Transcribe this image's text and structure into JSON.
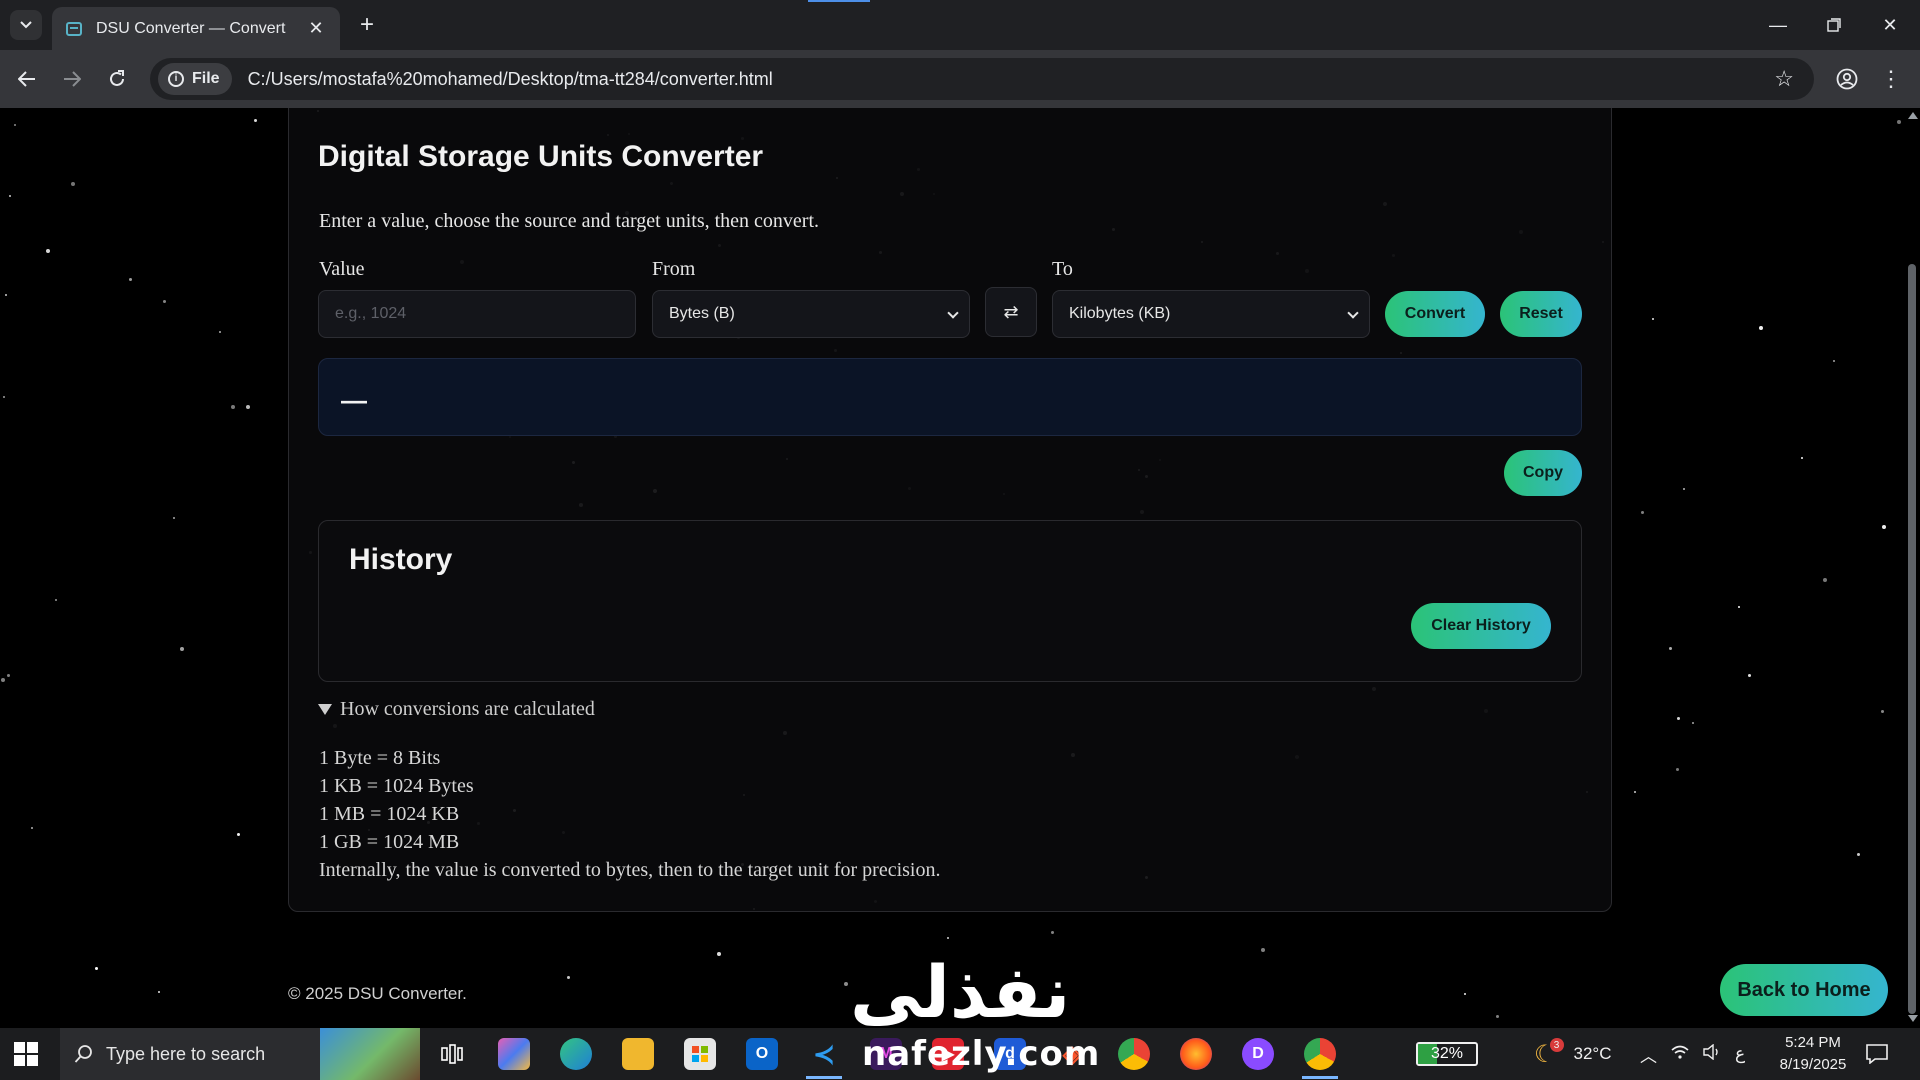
{
  "browser": {
    "tab_title": "DSU Converter — Convert",
    "file_chip": "File",
    "url": "C:/Users/mostafa%20mohamed/Desktop/tma-tt284/converter.html"
  },
  "page": {
    "title": "Digital Storage Units Converter",
    "subtitle": "Enter a value, choose the source and target units, then convert.",
    "value_label": "Value",
    "value_placeholder": "e.g., 1024",
    "from_label": "From",
    "from_selected": "Bytes (B)",
    "to_label": "To",
    "to_selected": "Kilobytes (KB)",
    "swap_glyph": "⇄",
    "convert_label": "Convert",
    "reset_label": "Reset",
    "result_text": "—",
    "copy_label": "Copy",
    "history_title": "History",
    "clear_history_label": "Clear History",
    "details_summary": "How conversions are calculated",
    "details_lines": [
      "1 Byte = 8 Bits",
      "1 KB = 1024 Bytes",
      "1 MB = 1024 KB",
      "1 GB = 1024 MB",
      "Internally, the value is converted to bytes, then to the target unit for precision."
    ],
    "footer": "© 2025 DSU Converter.",
    "back_home_label": "Back to Home"
  },
  "watermark": {
    "arabic": "نفذلي",
    "latin": "nafezly.com"
  },
  "taskbar": {
    "search_placeholder": "Type here to search",
    "battery_percent": 32,
    "battery_label": "32%",
    "weather_badge": "3",
    "temperature": "32°C",
    "lang": "ع",
    "time": "5:24 PM",
    "date": "8/19/2025"
  },
  "colors": {
    "accent_green": "#2bc377",
    "accent_teal": "#35b5cf",
    "result_bg": "#0b1426"
  }
}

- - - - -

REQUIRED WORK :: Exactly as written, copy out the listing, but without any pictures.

EXERCISE RESPONSE ::
Transcribe this image's text and structure into JSON.
{
  "browser": {
    "tab_title": "DSU Converter — Convert",
    "file_chip": "File",
    "url": "C:/Users/mostafa%20mohamed/Desktop/tma-tt284/converter.html"
  },
  "page": {
    "title": "Digital Storage Units Converter",
    "subtitle": "Enter a value, choose the source and target units, then convert.",
    "value_label": "Value",
    "value_placeholder": "e.g., 1024",
    "from_label": "From",
    "from_selected": "Bytes (B)",
    "to_label": "To",
    "to_selected": "Kilobytes (KB)",
    "swap_glyph": "⇄",
    "convert_label": "Convert",
    "reset_label": "Reset",
    "result_text": "—",
    "copy_label": "Copy",
    "history_title": "History",
    "clear_history_label": "Clear History",
    "details_summary": "How conversions are calculated",
    "details_lines": [
      "1 Byte = 8 Bits",
      "1 KB = 1024 Bytes",
      "1 MB = 1024 KB",
      "1 GB = 1024 MB",
      "Internally, the value is converted to bytes, then to the target unit for precision."
    ],
    "footer": "© 2025 DSU Converter.",
    "back_home_label": "Back to Home"
  },
  "watermark": {
    "arabic": "نفذلي",
    "latin": "nafezly.com"
  },
  "taskbar": {
    "search_placeholder": "Type here to search",
    "battery_percent": 32,
    "battery_label": "32%",
    "weather_badge": "3",
    "temperature": "32°C",
    "lang": "ع",
    "time": "5:24 PM",
    "date": "8/19/2025"
  },
  "colors": {
    "accent_green": "#2bc377",
    "accent_teal": "#35b5cf",
    "result_bg": "#0b1426"
  }
}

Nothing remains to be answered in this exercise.